### Task to carry out
Reproduce the records that follow without alteration, apart from removing the pictures.

[Items from an interface collection]
^^^^

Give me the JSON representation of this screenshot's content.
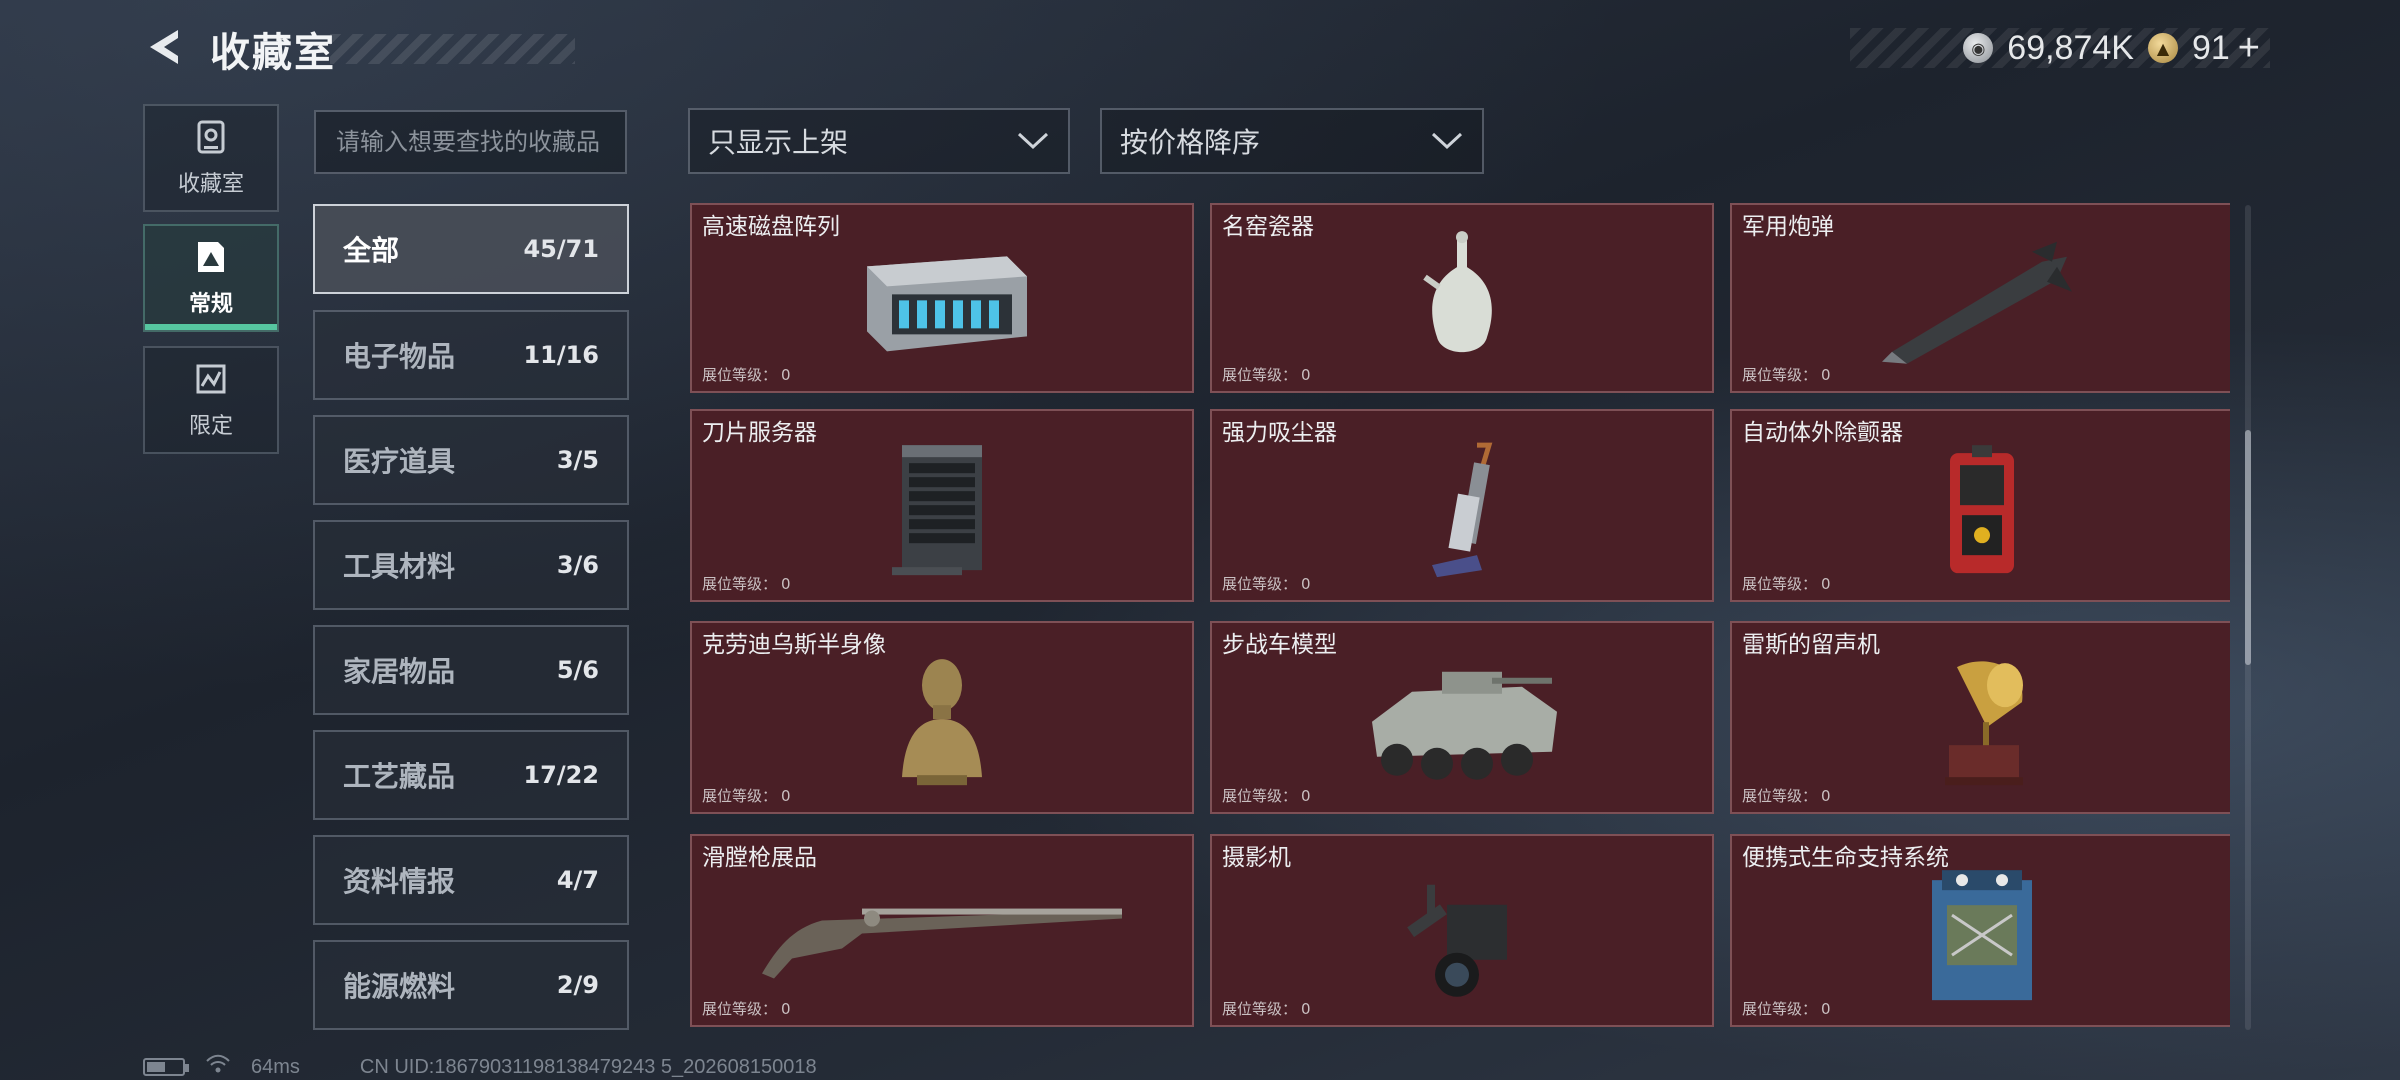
{
  "header": {
    "title": "收藏室",
    "currencies": [
      {
        "icon": "silver-coin-icon",
        "value": "69,874K"
      },
      {
        "icon": "gold-coin-icon",
        "value": "91",
        "suffix": "+"
      }
    ]
  },
  "side_nav": [
    {
      "label": "收藏室",
      "icon": "vault-icon",
      "active": false
    },
    {
      "label": "常规",
      "icon": "collection-icon",
      "active": true
    },
    {
      "label": "限定",
      "icon": "limited-icon",
      "active": false
    }
  ],
  "search": {
    "placeholder": "请输入想要查找的收藏品"
  },
  "filters": {
    "listing": "只显示上架",
    "sort": "按价格降序"
  },
  "categories": [
    {
      "name": "全部",
      "count": "45/71",
      "active": true
    },
    {
      "name": "电子物品",
      "count": "11/16"
    },
    {
      "name": "医疗道具",
      "count": "3/5"
    },
    {
      "name": "工具材料",
      "count": "3/6"
    },
    {
      "name": "家居物品",
      "count": "5/6"
    },
    {
      "name": "工艺藏品",
      "count": "17/22"
    },
    {
      "name": "资料情报",
      "count": "4/7"
    },
    {
      "name": "能源燃料",
      "count": "2/9"
    }
  ],
  "level_label": "展位等级：",
  "items": [
    {
      "name": "高速磁盘阵列",
      "level": "0",
      "icon": "disk-array-icon"
    },
    {
      "name": "名窑瓷器",
      "level": "0",
      "icon": "porcelain-vase-icon"
    },
    {
      "name": "军用炮弹",
      "level": "0",
      "icon": "artillery-shell-icon"
    },
    {
      "name": "刀片服务器",
      "level": "0",
      "icon": "blade-server-icon"
    },
    {
      "name": "强力吸尘器",
      "level": "0",
      "icon": "vacuum-cleaner-icon"
    },
    {
      "name": "自动体外除颤器",
      "level": "0",
      "icon": "defibrillator-icon"
    },
    {
      "name": "克劳迪乌斯半身像",
      "level": "0",
      "icon": "bust-statue-icon"
    },
    {
      "name": "步战车模型",
      "level": "0",
      "icon": "ifv-model-icon"
    },
    {
      "name": "雷斯的留声机",
      "level": "0",
      "icon": "gramophone-icon"
    },
    {
      "name": "滑膛枪展品",
      "level": "0",
      "icon": "musket-icon"
    },
    {
      "name": "摄影机",
      "level": "0",
      "icon": "video-camera-icon"
    },
    {
      "name": "便携式生命支持系统",
      "level": "0",
      "icon": "life-support-icon"
    }
  ],
  "footer": {
    "ping": "64ms",
    "uid": "CN UID:18679031198138479243 5_202608150018"
  }
}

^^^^

### Written answer
Give me the JSON representation of this screenshot's content.
{
  "header": {
    "title": "收藏室",
    "currencies": [
      {
        "icon": "silver-coin-icon",
        "value": "69,874K"
      },
      {
        "icon": "gold-coin-icon",
        "value": "91",
        "suffix": "+"
      }
    ]
  },
  "side_nav": [
    {
      "label": "收藏室",
      "icon": "vault-icon",
      "active": false
    },
    {
      "label": "常规",
      "icon": "collection-icon",
      "active": true
    },
    {
      "label": "限定",
      "icon": "limited-icon",
      "active": false
    }
  ],
  "search": {
    "placeholder": "请输入想要查找的收藏品"
  },
  "filters": {
    "listing": "只显示上架",
    "sort": "按价格降序"
  },
  "categories": [
    {
      "name": "全部",
      "count": "45/71",
      "active": true
    },
    {
      "name": "电子物品",
      "count": "11/16"
    },
    {
      "name": "医疗道具",
      "count": "3/5"
    },
    {
      "name": "工具材料",
      "count": "3/6"
    },
    {
      "name": "家居物品",
      "count": "5/6"
    },
    {
      "name": "工艺藏品",
      "count": "17/22"
    },
    {
      "name": "资料情报",
      "count": "4/7"
    },
    {
      "name": "能源燃料",
      "count": "2/9"
    }
  ],
  "level_label": "展位等级：",
  "items": [
    {
      "name": "高速磁盘阵列",
      "level": "0",
      "icon": "disk-array-icon"
    },
    {
      "name": "名窑瓷器",
      "level": "0",
      "icon": "porcelain-vase-icon"
    },
    {
      "name": "军用炮弹",
      "level": "0",
      "icon": "artillery-shell-icon"
    },
    {
      "name": "刀片服务器",
      "level": "0",
      "icon": "blade-server-icon"
    },
    {
      "name": "强力吸尘器",
      "level": "0",
      "icon": "vacuum-cleaner-icon"
    },
    {
      "name": "自动体外除颤器",
      "level": "0",
      "icon": "defibrillator-icon"
    },
    {
      "name": "克劳迪乌斯半身像",
      "level": "0",
      "icon": "bust-statue-icon"
    },
    {
      "name": "步战车模型",
      "level": "0",
      "icon": "ifv-model-icon"
    },
    {
      "name": "雷斯的留声机",
      "level": "0",
      "icon": "gramophone-icon"
    },
    {
      "name": "滑膛枪展品",
      "level": "0",
      "icon": "musket-icon"
    },
    {
      "name": "摄影机",
      "level": "0",
      "icon": "video-camera-icon"
    },
    {
      "name": "便携式生命支持系统",
      "level": "0",
      "icon": "life-support-icon"
    }
  ],
  "footer": {
    "ping": "64ms",
    "uid": "CN UID:18679031198138479243 5_202608150018"
  }
}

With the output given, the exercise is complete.